<p><b>Objectives:</b> To study fetal growth in pregnancies at risk for growth restriction (GR) using, for the first time, the fetal growth pathology score (FGPS1).</p> <p><b>Methods:</b> A retrospective cohort study of GR was carried out in 184 selected SGA singletons using a novel, composite measure of growth abnormalities termed the FGPS1. Serial fetal biometry was used to establish second trimester Rossavik size models and determine FGPS1 values prior to delivery. FGPS1 data were compared to neonatal growth outcomes assessed using growth potential realization index (GPRI) values (average negative pathological GPRI (av − pGPRI)). Growth at the end of pregnancy was evaluated from differences in negative, individual composite prenatal growth assessment scores (-icPGAS) measured at the last two ultrasound scans.
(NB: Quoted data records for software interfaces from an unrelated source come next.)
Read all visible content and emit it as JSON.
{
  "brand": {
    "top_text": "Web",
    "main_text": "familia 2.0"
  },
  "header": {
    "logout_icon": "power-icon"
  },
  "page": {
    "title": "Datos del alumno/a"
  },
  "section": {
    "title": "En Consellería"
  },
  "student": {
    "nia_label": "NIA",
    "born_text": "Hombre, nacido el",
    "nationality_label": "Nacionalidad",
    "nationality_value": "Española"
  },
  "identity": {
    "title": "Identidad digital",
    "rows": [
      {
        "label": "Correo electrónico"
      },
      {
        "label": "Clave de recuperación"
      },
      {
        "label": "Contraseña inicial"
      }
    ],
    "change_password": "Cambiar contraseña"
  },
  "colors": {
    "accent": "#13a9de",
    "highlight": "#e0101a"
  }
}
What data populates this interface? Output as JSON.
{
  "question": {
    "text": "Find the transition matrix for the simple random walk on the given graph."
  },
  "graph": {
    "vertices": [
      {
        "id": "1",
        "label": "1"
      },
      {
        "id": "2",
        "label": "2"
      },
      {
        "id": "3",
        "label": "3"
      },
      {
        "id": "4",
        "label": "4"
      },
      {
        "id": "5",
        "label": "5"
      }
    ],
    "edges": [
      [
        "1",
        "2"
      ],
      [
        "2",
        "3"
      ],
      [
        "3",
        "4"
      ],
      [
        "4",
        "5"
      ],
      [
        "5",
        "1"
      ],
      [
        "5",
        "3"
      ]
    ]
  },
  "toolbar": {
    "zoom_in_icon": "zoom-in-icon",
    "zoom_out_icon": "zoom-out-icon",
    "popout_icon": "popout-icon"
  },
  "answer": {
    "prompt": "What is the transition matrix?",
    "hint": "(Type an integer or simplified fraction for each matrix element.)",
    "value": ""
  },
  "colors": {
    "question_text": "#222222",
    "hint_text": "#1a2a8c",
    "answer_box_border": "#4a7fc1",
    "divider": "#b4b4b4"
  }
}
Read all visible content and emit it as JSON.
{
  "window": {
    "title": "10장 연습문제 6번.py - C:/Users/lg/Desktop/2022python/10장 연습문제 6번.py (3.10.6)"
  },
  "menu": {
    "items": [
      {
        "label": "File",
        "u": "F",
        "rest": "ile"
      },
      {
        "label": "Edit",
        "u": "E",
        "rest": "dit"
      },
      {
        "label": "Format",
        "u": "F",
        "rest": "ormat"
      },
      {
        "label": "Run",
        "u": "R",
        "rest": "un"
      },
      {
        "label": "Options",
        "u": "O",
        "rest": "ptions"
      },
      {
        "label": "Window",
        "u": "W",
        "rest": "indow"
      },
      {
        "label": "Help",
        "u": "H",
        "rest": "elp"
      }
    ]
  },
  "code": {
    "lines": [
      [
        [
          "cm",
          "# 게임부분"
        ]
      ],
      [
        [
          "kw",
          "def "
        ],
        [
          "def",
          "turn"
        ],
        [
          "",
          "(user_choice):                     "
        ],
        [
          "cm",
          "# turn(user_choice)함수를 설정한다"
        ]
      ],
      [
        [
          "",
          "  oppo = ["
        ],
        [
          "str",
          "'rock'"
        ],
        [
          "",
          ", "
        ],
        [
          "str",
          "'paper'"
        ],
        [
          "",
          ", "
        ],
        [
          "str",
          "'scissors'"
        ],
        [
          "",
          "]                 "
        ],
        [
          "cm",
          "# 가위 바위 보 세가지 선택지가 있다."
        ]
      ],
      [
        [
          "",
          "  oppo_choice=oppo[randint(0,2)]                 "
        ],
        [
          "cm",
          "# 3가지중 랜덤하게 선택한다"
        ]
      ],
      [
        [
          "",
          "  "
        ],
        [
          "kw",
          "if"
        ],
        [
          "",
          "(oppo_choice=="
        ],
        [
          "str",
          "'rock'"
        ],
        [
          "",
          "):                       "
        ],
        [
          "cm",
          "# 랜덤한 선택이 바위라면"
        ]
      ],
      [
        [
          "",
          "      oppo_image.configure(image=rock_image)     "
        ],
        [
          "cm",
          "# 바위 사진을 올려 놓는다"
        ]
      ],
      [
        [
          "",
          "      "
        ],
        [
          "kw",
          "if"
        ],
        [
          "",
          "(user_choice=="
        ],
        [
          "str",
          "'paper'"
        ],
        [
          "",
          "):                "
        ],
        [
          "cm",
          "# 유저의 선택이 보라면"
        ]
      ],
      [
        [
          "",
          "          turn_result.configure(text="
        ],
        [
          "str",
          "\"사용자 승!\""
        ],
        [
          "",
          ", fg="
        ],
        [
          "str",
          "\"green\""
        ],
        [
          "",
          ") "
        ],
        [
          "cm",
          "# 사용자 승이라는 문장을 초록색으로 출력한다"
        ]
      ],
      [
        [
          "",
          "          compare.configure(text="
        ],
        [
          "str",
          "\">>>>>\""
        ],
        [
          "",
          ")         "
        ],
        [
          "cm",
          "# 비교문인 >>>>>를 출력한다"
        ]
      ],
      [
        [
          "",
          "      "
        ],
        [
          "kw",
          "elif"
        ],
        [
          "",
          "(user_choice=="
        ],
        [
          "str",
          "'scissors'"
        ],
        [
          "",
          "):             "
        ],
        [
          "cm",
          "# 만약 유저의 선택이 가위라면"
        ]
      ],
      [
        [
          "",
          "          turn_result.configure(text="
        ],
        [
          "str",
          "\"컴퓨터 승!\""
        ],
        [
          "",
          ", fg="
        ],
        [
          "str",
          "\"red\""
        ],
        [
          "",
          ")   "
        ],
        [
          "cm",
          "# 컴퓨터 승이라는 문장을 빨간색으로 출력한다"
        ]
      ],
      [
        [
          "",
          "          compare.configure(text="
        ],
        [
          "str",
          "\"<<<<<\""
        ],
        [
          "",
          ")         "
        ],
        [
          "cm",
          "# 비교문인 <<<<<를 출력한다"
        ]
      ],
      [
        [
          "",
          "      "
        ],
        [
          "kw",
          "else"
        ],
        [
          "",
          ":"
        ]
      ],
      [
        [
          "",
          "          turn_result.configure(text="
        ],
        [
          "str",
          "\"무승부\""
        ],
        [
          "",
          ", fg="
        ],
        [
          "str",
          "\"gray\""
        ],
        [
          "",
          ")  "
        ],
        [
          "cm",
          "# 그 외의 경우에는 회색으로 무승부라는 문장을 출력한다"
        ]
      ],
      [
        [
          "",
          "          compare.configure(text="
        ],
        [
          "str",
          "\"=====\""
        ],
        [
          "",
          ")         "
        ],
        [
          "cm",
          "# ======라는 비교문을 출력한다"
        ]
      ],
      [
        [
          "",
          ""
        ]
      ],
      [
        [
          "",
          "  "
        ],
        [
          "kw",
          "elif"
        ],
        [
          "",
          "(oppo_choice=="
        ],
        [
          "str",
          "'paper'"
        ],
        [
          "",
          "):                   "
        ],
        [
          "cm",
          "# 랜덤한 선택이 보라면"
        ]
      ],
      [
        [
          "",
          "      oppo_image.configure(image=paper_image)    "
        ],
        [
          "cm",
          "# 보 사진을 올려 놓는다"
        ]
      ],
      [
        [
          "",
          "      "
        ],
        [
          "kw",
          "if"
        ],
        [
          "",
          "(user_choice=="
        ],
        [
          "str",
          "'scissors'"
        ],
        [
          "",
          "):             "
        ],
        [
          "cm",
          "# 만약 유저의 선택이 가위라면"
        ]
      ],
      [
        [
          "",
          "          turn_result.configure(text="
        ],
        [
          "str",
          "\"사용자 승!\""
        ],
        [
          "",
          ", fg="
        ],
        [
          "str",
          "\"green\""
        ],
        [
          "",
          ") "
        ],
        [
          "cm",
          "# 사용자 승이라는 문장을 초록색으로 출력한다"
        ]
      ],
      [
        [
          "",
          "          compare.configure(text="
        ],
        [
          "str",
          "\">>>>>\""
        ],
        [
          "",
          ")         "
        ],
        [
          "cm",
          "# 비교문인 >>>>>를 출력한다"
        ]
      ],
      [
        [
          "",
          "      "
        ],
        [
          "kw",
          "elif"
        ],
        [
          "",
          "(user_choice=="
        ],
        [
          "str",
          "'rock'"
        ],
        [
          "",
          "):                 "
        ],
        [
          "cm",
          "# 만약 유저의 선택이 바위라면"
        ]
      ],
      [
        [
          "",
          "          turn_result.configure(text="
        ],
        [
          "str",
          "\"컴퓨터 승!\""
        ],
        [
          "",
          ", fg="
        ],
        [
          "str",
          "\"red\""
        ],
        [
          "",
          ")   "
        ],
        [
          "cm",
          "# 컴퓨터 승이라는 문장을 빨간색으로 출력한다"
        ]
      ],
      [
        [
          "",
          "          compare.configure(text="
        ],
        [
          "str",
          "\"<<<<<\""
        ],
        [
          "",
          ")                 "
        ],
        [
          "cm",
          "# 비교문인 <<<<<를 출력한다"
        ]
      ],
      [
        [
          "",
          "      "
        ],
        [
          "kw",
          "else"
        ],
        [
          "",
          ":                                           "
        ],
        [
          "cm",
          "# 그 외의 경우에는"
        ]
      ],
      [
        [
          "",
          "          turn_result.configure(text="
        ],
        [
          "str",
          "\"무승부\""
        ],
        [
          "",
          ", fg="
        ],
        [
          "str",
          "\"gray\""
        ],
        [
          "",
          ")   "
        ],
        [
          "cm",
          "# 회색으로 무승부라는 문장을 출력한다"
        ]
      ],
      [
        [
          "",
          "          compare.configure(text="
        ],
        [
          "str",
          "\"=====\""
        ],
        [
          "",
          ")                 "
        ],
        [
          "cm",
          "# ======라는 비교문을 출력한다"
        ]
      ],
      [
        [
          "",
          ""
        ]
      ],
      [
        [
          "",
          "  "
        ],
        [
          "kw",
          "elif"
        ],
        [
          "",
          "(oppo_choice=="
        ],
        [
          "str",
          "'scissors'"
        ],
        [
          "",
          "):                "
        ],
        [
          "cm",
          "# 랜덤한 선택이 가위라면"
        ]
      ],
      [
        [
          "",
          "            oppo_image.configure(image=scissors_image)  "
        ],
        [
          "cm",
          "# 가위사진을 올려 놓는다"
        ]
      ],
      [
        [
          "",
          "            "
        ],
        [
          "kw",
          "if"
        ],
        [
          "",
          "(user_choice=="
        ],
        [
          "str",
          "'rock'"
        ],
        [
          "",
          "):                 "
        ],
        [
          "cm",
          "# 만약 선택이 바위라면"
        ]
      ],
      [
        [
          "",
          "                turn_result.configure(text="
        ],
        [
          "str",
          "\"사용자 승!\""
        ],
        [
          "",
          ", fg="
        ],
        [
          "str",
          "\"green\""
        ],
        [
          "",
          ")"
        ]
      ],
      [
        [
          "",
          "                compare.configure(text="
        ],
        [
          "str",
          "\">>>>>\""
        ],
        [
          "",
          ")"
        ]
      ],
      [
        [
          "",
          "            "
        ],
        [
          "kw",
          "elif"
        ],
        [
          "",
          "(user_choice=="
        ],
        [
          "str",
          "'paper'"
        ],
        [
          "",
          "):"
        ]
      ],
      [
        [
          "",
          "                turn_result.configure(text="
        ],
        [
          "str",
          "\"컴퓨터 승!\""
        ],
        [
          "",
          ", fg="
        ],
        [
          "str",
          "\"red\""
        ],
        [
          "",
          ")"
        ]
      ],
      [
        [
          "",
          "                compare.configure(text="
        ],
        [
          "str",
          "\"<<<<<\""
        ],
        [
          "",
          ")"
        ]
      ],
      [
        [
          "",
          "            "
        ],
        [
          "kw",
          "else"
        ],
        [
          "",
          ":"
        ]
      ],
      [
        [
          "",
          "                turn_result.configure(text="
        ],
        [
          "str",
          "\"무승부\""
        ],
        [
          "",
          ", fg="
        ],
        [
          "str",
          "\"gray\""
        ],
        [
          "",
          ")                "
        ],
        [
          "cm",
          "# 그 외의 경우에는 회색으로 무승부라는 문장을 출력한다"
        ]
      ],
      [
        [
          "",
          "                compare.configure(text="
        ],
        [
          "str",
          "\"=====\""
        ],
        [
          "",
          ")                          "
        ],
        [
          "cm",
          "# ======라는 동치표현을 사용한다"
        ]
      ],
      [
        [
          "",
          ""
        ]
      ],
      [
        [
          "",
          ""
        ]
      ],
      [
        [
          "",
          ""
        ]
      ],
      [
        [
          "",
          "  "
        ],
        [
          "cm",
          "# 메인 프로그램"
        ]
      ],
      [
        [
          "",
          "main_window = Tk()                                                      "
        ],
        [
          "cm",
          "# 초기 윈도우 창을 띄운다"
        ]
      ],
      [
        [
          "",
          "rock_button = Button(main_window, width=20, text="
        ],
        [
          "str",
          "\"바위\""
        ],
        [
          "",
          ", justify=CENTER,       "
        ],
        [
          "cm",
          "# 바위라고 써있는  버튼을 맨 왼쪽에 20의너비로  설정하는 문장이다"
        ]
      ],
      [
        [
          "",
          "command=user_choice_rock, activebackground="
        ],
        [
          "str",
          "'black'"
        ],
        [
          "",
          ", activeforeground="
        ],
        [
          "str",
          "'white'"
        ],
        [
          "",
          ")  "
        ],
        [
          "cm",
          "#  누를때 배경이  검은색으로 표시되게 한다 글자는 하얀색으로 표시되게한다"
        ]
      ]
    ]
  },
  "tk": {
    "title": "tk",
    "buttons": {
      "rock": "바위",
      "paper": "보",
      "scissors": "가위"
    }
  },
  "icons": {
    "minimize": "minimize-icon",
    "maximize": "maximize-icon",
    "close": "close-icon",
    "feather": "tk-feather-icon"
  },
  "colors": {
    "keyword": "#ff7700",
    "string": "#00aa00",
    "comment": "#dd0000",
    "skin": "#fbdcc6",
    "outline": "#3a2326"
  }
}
The FGPS1 and av − pGPRI values were used to classify fetal growth and neonatal growth outcomes, respectively, as Normal (N) or Abnormal (A).</p> <p><b>Results:</b> The risk of neonatal GR (based on birth weight (BW)) was moderate (MR: between 5th and10th percentiles (<i>n</i> = 113)) or significant (SR:<5th percentile) (<i>n</i> = 71)). Individual pregnancies were grouped into four categories, two representing agreement (N–N (29%), A–A (40%)) and two representing discordance (N–A (11%), A–N (20%)). In the largest and most variable subgroup (A–A,<5%tile, <i>n</i> = 49), there was a statistically significant correlation (0.63, <i>p</i> < .0001) between the FGPS1 and av − pGPRI. In N–A, all 20 cases (100%) had long last-scan-to-delivery intervals (1.9 weeks or greater), suggesting late development of the growth abnormality. For A–N, in approximately equal proportions, GR was improving, progressing or unclassifiable at the end of pregnancy.</p> <p><b>Conclusions:</b> Significant agreement between prenatal and postnatal growth assessments was found using a novel approach for quantifying fetal growth pathology (FGPS1). Discordances appear to be due to lack of appropriate prenatal scans or an inadequate set of neonatal measurements. Evidence for a quantitative relationship between assessment methods was seen in the largest and most variable subgroup. The FGPS1 has the potential for characterizing GR in the third trimester and may provide a means for predicting the severity of corresponding abnormal neonatal growth outcomes.</p>